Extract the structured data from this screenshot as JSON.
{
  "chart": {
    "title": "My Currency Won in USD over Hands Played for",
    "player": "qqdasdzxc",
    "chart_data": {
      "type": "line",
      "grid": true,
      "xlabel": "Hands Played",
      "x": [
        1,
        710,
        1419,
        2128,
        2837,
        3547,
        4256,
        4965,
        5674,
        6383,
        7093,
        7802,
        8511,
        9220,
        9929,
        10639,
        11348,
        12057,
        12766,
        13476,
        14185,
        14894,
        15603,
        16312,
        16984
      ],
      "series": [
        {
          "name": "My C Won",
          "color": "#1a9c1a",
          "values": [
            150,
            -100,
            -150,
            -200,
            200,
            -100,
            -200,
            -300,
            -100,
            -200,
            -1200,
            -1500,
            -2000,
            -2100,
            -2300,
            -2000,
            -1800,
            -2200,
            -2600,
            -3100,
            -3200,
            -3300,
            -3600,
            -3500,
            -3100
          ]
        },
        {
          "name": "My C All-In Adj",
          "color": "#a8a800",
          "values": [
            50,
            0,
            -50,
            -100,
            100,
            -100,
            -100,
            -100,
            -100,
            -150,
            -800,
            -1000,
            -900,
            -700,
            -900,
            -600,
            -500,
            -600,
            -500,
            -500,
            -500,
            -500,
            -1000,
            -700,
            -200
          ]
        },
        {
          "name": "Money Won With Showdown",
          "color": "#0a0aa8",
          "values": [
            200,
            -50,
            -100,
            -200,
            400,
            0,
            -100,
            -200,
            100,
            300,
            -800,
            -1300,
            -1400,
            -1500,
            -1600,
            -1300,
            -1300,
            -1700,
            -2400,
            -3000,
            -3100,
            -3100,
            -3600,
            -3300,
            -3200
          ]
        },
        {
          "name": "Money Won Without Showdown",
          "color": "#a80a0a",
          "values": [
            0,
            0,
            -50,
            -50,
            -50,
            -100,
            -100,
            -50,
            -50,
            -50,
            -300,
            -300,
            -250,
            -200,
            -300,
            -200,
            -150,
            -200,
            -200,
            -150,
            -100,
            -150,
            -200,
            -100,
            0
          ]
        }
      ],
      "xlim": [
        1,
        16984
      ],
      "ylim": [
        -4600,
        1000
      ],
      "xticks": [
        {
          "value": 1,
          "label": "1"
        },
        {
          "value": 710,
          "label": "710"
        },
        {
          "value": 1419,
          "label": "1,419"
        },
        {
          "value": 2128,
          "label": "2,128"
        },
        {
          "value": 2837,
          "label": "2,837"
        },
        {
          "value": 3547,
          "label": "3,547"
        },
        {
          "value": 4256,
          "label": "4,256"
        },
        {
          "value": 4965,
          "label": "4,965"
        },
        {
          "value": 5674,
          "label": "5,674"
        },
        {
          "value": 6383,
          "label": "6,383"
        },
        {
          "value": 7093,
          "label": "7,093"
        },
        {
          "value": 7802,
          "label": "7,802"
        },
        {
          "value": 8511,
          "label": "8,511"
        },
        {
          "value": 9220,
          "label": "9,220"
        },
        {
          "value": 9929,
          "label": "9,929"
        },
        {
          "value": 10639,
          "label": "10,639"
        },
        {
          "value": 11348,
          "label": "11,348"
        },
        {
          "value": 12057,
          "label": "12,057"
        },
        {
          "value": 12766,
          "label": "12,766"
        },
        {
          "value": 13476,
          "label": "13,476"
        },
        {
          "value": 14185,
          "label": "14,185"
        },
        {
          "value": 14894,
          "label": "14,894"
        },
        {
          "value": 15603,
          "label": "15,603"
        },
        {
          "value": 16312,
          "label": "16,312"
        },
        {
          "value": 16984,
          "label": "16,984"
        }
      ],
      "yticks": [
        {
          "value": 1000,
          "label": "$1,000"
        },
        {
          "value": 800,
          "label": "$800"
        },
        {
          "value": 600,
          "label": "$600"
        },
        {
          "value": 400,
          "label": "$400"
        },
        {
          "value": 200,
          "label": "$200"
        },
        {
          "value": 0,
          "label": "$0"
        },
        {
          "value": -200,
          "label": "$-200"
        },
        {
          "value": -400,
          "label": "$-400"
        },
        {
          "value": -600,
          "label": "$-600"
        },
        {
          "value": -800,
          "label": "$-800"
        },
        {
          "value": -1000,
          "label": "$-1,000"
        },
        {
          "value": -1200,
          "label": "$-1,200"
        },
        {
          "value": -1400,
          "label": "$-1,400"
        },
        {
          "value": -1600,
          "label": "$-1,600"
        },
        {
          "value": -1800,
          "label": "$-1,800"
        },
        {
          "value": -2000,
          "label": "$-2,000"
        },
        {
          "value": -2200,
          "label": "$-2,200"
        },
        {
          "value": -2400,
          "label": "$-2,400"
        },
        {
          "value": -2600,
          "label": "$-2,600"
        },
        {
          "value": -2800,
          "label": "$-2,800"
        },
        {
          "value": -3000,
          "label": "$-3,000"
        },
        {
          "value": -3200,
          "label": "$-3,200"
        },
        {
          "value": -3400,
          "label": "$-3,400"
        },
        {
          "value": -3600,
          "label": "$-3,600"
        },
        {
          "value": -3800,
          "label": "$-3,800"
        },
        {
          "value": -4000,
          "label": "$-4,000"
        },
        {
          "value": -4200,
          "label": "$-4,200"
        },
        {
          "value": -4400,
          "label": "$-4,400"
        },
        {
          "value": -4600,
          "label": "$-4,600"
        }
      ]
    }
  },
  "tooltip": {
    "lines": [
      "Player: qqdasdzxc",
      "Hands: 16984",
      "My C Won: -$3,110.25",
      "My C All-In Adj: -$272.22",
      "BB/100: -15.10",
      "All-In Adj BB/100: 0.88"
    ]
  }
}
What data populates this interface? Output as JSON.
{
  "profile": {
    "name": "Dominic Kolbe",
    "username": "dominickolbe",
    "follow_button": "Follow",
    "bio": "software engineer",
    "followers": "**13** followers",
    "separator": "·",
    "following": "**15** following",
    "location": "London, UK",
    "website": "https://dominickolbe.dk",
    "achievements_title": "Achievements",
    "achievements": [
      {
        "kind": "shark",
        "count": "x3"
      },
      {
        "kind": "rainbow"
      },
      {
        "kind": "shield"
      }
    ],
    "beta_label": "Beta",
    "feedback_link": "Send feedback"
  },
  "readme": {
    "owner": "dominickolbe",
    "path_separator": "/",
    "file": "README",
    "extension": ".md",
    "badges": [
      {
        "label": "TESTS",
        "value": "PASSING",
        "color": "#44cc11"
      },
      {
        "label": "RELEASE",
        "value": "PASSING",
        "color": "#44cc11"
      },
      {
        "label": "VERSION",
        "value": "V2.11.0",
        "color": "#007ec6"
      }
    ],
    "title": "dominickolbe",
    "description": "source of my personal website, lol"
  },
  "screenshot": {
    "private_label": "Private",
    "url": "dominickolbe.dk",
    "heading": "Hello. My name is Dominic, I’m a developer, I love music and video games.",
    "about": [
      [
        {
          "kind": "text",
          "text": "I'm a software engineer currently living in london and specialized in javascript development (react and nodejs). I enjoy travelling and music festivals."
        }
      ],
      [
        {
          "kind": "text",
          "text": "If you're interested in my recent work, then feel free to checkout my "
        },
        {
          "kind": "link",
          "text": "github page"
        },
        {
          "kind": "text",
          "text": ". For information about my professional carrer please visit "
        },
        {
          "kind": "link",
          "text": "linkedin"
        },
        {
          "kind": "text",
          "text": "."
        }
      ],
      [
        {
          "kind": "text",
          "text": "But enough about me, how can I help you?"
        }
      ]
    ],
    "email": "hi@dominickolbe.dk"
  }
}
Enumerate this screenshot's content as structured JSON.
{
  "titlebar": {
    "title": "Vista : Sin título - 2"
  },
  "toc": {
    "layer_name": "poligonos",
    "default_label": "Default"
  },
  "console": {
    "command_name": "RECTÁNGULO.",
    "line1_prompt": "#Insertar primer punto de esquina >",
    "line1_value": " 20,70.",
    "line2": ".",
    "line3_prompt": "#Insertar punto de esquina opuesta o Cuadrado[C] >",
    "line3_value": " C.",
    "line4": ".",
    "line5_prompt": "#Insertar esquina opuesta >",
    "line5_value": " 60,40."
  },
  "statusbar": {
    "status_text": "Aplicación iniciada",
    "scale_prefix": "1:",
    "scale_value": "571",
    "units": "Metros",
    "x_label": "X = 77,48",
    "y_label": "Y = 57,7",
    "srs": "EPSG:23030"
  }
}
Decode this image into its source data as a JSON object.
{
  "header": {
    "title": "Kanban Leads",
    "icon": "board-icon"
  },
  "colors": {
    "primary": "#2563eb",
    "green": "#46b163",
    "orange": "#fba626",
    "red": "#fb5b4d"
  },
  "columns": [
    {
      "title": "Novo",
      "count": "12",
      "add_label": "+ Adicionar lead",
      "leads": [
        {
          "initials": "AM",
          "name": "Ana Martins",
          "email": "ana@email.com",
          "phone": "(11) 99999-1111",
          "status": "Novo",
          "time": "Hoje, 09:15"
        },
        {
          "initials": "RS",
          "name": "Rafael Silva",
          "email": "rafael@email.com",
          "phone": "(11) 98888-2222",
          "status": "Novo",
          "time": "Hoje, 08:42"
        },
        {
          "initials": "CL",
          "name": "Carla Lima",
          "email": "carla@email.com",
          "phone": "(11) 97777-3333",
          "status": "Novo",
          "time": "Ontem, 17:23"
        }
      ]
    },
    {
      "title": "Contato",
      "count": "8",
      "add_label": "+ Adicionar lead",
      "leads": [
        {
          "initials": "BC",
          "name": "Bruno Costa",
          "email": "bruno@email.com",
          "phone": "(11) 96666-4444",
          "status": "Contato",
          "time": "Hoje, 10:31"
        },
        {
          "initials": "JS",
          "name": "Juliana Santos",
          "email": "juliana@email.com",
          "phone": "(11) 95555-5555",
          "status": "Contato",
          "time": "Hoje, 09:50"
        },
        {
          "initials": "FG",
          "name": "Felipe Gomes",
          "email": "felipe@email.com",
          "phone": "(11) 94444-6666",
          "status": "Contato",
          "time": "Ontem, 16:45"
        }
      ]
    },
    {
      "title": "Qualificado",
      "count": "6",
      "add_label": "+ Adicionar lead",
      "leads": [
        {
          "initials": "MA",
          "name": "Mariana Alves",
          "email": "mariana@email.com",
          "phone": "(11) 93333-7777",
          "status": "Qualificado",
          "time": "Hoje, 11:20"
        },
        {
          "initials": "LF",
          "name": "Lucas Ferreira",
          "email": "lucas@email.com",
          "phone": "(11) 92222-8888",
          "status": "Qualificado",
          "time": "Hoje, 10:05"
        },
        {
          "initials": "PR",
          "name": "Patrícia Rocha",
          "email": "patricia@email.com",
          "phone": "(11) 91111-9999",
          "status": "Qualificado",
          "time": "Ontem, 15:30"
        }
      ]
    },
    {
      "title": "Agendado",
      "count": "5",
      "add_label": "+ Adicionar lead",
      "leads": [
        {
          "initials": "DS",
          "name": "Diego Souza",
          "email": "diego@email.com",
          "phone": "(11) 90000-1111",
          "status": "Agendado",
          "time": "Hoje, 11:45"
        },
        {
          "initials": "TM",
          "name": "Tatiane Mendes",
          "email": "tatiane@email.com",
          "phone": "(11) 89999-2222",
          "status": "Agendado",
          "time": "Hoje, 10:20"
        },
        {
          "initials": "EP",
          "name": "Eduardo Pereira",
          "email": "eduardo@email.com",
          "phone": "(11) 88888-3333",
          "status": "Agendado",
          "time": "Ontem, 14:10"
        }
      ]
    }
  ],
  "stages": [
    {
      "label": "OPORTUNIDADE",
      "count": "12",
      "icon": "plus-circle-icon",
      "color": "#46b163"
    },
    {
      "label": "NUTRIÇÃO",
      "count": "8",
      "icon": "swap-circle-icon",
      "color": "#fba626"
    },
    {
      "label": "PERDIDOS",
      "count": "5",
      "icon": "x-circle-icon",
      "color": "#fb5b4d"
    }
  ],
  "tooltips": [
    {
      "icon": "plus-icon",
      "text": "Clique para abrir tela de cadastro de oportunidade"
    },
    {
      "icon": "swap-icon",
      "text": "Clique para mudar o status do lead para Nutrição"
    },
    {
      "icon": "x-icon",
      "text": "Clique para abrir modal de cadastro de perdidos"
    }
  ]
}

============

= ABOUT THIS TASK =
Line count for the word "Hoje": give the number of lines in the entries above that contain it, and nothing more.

= RESPONSE =
8